This adamant refusal to parole murderers, even if they’ve become model prisoners and fit all the criteria for release, costs the state hundreds of millions of dollars a year. But it’s hardly surprising; what future presidential candidate wants to have the next Willie Horton dogging his or her campaign trail? Yet all of Mullane’s profile subjects eventually did get out, thanks in part to a 2008 California Supreme Court ruling that parole can’t be denied simply because of the heinous nature of the crime. Although the governors invoked public-safety concerns as the justification for their denials, it’s a feeble argument in the case of long-term prisoners with good records. Lifers can get institutionalized and have problems returning to society, but they are statistically less likely to reoffend than younger felons.
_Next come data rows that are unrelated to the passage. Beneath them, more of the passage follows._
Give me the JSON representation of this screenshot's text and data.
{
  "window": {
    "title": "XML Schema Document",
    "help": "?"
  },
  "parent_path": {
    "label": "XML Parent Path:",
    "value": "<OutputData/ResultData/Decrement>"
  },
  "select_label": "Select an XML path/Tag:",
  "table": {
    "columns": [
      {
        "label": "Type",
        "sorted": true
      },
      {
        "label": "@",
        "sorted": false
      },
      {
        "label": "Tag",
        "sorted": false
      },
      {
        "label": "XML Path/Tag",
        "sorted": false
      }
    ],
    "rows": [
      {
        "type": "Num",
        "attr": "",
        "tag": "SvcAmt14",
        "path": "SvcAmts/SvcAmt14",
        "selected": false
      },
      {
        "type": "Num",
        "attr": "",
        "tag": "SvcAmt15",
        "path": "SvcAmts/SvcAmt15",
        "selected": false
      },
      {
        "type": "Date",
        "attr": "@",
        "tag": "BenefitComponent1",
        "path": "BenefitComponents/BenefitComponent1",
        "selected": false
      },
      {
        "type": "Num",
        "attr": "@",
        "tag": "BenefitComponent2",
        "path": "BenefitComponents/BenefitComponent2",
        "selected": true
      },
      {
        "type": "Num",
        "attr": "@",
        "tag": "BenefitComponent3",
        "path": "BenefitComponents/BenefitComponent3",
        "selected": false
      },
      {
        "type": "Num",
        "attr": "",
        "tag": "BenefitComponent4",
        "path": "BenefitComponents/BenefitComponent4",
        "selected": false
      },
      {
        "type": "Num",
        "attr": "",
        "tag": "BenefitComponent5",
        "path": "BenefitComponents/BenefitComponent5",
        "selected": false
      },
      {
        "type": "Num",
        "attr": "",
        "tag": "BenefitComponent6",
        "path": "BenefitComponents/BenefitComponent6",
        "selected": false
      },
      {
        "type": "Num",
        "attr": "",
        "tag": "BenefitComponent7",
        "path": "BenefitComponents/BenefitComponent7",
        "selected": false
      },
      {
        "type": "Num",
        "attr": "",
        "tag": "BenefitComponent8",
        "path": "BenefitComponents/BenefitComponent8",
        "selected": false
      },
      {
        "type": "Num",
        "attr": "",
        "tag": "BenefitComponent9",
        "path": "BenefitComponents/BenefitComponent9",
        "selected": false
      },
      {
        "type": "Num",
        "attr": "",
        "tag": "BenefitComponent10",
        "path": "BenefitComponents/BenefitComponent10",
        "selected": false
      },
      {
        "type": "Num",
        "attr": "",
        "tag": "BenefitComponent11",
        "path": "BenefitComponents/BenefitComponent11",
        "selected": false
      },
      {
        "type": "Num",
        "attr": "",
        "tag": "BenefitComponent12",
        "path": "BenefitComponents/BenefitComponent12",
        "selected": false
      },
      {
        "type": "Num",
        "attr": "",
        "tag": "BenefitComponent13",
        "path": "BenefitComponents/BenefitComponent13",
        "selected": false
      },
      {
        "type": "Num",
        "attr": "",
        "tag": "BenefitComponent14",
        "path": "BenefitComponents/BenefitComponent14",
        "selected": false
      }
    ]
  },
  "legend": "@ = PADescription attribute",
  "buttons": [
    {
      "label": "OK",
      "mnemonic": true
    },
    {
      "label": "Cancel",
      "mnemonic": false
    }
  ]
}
Mullane contends that it’s the prisoners released with little assistance after serving determinate sentences who pose the greatest safety risk: “Of the 1,000 prisoners paroled by the State of California in the past 21 years who were serving a sentence of life with the possibility of parole for committing murder, not one has committed murder again.”
Mullane chronicles the lives of the five parolees as they leave prison, reunite with long-suffering families, get overwhelmed ordering from menus, and struggle to find work and forge new relationships. The devastation their crimes left behind, not to mention the void in themselves, can’t be easily remedied. (One of the five is the father of two boys who were two and eight years old when he shot the drug dealer who stole his wife; by the time he gets out, they’re in their twenties—and in prison.) Mullane is there to observe many of the events she recounts, in contrast to Kunerth’s more conventional true-crime technique, which involves dramatizing scenes culled from interviews with the participants—a tricky business when the sources’ stories don’t agree. Mullane’s radio-reporter approach seems more intimate at first, but I soon became too conscious of her as a chatty presence in the story, dropping in on the men in the hope of gaining some revelatory bit of action and even inviting the whole crew to Thanksgiving dinner in order to provide a parting scene. The tightwire that parolees must walk isn’t empty of drama, but a successful re-entry doesn’t have a tidy ending, just a slow settling in to something like normalcy.